Locate and copy each line in the data that contains the word "celular".
══════
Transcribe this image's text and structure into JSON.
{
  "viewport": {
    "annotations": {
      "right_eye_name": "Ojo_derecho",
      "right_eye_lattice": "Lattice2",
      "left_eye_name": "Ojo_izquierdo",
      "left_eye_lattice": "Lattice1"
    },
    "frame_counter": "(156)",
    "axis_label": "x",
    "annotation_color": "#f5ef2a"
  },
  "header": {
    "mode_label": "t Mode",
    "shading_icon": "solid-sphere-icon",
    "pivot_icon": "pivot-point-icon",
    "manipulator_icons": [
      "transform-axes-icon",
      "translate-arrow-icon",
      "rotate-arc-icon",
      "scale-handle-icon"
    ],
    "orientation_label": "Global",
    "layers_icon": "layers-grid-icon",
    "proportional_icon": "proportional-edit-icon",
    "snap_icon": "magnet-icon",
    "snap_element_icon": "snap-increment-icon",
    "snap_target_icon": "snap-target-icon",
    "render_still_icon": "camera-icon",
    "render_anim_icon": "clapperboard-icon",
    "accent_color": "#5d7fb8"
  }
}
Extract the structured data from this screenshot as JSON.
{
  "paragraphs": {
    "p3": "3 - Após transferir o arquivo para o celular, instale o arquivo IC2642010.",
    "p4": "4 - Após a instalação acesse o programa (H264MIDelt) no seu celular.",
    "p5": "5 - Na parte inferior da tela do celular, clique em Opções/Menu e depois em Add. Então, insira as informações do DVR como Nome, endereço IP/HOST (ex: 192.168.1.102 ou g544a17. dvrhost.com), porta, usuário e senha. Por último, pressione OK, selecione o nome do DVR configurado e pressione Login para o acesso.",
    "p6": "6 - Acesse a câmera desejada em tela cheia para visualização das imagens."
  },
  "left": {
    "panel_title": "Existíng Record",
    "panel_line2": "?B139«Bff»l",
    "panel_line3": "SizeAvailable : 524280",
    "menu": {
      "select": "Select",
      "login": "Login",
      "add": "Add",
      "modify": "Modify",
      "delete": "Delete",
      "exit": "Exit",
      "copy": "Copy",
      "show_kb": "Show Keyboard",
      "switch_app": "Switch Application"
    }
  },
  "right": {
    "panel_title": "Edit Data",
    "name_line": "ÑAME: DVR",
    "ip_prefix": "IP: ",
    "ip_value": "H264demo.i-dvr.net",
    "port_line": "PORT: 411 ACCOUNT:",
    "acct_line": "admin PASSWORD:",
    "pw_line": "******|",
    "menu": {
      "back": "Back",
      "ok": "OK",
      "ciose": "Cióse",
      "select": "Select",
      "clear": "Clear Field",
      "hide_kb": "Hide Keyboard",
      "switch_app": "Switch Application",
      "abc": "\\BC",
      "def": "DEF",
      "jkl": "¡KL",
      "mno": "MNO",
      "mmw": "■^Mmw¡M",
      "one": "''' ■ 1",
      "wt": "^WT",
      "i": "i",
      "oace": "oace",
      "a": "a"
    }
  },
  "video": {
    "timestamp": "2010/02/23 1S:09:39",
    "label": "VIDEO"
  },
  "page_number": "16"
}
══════
Solved exercise:
    "p3": "3 - Após transferir o arquivo para o celular, instale o arquivo IC2642010.",
    "p4": "4 - Após a instalação acesse o programa (H264MIDelt) no seu celular.",
    "p5": "5 - Na parte inferior da tela do celular, clique em Opções/Menu e depois em Add. Então, insira as informações do DVR como Nome, endereço IP/HOST (ex: 192.168.1.102 ou g544a17. dvrhost.com), porta, usuário e senha. Por último, pressione OK, selecione o nome do DVR configurado e pressione Login para o acesso.",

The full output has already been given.